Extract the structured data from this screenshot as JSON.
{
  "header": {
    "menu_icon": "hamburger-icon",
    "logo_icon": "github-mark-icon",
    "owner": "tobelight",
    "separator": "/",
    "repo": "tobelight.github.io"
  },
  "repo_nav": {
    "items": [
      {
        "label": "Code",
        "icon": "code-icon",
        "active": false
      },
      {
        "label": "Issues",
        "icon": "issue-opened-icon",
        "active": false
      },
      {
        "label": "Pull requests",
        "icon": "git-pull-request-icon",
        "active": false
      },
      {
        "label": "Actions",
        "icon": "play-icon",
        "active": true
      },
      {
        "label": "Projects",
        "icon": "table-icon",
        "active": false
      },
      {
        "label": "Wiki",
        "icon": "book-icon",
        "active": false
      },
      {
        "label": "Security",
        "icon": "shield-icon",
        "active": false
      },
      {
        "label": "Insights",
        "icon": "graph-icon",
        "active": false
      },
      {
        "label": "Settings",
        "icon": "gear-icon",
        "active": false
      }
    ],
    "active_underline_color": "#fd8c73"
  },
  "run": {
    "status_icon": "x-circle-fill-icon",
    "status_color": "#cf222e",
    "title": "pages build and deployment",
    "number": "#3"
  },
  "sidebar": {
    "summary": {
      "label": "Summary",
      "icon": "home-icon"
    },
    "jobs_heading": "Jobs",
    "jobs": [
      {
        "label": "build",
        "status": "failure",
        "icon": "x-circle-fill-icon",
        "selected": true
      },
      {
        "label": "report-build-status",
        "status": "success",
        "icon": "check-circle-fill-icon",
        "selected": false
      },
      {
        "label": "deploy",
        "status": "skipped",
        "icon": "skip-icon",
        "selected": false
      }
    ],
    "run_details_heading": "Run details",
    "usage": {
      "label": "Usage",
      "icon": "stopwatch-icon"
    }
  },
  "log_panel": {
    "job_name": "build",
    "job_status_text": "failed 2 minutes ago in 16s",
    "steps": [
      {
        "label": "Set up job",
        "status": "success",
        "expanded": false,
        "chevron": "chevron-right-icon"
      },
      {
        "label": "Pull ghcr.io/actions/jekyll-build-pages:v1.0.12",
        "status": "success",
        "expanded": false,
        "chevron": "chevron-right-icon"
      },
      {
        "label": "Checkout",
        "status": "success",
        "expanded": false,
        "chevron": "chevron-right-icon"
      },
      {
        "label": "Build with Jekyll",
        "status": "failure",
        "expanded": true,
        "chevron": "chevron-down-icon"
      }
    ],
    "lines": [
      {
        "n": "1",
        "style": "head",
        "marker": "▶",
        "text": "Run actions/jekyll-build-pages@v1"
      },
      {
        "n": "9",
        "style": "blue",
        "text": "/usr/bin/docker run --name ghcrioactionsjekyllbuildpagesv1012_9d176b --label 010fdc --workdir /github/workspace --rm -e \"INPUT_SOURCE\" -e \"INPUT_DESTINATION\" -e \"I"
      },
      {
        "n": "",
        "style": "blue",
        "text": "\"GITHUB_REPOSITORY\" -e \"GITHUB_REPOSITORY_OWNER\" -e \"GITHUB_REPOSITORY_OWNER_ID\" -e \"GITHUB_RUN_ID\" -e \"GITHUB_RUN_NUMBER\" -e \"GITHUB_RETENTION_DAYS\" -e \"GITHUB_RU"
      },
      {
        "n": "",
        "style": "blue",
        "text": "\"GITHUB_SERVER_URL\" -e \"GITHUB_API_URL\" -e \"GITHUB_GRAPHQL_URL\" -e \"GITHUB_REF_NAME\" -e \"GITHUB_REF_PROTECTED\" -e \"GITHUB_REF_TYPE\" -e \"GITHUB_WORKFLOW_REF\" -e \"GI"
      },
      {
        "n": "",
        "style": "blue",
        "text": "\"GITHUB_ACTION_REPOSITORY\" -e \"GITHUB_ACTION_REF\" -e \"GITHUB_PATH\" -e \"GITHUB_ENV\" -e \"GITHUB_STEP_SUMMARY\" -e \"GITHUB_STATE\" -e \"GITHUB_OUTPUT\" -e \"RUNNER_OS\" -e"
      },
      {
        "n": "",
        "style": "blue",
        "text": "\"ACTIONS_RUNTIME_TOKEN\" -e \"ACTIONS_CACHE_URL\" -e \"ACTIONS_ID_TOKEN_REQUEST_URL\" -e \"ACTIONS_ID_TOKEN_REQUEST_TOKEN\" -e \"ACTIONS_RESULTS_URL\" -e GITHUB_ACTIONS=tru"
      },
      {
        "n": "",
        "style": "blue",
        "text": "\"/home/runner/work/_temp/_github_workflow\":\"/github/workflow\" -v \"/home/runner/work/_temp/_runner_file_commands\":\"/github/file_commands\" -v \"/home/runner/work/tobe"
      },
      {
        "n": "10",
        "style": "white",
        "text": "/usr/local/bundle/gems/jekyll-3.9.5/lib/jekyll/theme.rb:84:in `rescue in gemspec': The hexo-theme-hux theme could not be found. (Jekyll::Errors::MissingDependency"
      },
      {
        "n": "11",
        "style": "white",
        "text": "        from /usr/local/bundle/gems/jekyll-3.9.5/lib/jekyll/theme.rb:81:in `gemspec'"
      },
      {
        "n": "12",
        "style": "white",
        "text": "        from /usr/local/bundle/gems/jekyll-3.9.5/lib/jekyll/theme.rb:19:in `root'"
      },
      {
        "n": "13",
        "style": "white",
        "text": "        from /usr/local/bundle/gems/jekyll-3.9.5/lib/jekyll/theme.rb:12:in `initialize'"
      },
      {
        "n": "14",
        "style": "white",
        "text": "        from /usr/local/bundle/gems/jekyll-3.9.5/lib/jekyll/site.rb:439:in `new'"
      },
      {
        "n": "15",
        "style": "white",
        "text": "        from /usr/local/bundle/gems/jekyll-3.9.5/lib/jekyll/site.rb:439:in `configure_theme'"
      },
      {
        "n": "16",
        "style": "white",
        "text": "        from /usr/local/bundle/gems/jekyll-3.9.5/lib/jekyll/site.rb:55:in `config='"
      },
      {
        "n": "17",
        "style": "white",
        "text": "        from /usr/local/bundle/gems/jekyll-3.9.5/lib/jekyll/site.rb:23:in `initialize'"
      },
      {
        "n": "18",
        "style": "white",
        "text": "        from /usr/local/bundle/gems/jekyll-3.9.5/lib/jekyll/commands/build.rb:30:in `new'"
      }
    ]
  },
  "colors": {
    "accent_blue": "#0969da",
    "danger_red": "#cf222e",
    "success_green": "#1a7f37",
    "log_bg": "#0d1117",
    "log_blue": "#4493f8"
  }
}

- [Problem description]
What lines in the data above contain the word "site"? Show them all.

- [Output of the exercise]
        "text": "        from /usr/local/bundle/gems/jekyll-3.9.5/lib/jekyll/site.rb:439:in `new'"
        "text": "        from /usr/local/bundle/gems/jekyll-3.9.5/lib/jekyll/site.rb:439:in `configure_theme'"
        "text": "        from /usr/local/bundle/gems/jekyll-3.9.5/lib/jekyll/site.rb:55:in `config='"
        "text": "        from /usr/local/bundle/gems/jekyll-3.9.5/lib/jekyll/site.rb:23:in `initialize'"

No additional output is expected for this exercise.